Task goal:
Which lines in the records below hold the word "this"? Copy each of them.

Data records for software interfaces:
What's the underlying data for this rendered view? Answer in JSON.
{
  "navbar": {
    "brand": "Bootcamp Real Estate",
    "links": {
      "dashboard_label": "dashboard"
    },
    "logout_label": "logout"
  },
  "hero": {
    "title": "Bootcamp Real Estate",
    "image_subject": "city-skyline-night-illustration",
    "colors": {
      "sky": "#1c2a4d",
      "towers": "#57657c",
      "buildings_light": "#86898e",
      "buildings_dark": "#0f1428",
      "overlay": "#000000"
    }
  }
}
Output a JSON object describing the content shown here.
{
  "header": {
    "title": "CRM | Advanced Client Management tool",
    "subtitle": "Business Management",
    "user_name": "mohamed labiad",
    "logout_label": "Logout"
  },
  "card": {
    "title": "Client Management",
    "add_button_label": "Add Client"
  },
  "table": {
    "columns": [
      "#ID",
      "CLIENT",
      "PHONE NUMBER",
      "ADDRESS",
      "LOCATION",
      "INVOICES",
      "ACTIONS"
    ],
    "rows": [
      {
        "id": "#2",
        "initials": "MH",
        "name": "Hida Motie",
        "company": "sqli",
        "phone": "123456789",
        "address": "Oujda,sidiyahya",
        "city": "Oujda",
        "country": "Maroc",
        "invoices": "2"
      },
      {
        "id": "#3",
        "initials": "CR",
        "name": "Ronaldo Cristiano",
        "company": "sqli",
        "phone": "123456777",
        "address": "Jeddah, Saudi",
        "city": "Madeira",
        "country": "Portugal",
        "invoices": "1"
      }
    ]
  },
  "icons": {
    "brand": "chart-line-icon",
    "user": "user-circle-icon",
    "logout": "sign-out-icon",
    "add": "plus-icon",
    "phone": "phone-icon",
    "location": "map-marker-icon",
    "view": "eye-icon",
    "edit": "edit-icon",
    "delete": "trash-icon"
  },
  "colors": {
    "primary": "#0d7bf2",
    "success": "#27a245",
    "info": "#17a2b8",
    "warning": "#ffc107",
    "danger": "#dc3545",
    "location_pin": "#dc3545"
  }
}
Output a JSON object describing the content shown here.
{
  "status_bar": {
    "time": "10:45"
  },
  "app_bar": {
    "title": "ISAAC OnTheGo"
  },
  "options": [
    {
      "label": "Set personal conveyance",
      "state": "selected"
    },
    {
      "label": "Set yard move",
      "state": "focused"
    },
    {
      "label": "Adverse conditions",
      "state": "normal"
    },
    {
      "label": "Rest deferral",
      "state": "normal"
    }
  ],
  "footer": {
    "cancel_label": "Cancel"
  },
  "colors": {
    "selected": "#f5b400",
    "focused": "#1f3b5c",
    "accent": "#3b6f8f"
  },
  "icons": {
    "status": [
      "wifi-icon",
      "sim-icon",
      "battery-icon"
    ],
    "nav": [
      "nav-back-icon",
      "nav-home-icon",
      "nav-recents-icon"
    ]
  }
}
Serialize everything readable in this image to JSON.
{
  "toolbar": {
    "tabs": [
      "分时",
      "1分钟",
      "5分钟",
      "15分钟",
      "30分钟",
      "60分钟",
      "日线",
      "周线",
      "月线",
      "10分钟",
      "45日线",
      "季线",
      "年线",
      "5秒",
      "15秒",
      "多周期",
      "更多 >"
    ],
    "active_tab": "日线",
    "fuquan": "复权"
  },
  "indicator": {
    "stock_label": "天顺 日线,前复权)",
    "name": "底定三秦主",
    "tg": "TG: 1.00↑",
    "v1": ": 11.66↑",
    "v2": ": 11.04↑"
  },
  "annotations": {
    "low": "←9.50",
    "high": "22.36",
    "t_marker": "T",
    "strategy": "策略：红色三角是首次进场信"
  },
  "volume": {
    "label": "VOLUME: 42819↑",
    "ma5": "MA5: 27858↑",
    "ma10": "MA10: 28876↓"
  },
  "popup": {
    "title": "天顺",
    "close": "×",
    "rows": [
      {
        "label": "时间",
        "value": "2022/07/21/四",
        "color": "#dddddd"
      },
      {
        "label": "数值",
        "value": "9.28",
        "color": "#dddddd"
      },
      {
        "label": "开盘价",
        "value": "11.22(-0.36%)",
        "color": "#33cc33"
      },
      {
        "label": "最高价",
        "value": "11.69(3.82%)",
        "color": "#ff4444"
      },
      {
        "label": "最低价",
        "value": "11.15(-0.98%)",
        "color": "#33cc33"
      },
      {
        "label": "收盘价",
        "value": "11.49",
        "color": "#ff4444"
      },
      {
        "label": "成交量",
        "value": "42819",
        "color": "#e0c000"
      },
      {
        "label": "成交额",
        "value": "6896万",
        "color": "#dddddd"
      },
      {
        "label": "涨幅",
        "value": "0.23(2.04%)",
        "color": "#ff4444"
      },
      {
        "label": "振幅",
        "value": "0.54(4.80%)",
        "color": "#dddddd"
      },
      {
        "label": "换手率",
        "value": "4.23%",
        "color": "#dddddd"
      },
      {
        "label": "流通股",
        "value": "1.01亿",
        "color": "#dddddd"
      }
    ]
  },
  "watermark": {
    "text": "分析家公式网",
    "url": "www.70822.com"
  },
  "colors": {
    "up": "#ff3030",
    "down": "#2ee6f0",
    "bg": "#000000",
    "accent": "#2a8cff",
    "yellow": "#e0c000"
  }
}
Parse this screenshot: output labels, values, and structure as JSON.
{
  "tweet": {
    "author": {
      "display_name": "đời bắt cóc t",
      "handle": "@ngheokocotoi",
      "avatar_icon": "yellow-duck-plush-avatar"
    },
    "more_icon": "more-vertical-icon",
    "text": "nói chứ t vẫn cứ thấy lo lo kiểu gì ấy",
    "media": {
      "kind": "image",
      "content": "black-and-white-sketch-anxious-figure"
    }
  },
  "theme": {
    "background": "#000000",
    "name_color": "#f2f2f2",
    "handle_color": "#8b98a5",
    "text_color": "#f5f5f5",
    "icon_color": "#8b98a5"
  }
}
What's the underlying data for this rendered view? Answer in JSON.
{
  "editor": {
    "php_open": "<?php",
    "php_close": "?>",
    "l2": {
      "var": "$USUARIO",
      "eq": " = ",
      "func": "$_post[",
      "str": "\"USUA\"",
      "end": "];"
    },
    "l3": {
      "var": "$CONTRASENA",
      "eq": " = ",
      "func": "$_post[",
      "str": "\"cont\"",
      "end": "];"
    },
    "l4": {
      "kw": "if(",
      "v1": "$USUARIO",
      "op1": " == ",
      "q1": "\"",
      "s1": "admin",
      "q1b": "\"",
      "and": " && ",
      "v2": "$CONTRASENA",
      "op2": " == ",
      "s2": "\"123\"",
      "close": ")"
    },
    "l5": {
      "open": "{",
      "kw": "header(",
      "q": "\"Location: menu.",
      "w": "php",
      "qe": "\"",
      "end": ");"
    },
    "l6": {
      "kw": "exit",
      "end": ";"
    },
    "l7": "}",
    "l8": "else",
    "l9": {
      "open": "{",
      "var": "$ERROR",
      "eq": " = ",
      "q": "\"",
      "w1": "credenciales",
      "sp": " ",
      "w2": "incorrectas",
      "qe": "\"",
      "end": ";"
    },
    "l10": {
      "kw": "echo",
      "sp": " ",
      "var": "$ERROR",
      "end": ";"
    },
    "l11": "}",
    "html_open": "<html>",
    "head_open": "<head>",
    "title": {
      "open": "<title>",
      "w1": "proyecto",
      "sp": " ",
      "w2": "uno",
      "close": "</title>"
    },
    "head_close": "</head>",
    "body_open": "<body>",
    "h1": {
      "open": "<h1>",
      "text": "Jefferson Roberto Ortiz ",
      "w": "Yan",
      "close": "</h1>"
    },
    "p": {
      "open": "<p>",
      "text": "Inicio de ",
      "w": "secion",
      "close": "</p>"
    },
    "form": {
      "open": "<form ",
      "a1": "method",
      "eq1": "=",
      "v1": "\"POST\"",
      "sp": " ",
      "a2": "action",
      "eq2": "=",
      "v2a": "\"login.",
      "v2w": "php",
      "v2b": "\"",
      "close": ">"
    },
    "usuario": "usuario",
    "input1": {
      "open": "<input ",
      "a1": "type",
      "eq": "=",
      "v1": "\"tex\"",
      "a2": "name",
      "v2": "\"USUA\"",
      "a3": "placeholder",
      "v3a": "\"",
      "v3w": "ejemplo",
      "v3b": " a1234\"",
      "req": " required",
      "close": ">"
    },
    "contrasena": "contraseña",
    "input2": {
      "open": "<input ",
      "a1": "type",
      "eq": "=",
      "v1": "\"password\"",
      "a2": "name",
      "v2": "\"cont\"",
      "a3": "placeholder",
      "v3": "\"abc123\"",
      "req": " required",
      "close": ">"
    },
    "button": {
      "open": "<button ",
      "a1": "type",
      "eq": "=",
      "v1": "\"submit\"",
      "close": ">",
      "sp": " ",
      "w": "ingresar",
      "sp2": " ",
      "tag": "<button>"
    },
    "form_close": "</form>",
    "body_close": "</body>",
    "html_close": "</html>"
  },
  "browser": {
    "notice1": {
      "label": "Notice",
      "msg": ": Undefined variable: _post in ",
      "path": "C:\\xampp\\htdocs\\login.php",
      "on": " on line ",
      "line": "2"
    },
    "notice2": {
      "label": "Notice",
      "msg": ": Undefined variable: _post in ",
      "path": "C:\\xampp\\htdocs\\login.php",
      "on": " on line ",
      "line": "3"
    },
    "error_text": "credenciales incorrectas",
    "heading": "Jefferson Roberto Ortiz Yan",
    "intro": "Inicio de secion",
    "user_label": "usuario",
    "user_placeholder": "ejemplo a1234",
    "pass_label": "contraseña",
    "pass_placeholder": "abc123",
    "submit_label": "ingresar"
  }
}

Written answer:
What's the underlying data for this rendered view? Answer in JSON.
Serialize everything readable in this image to JSON.
Parse this screenshot: output labels, values, and structure as JSON.
What's the underlying data for this rendered view? Answer in JSON.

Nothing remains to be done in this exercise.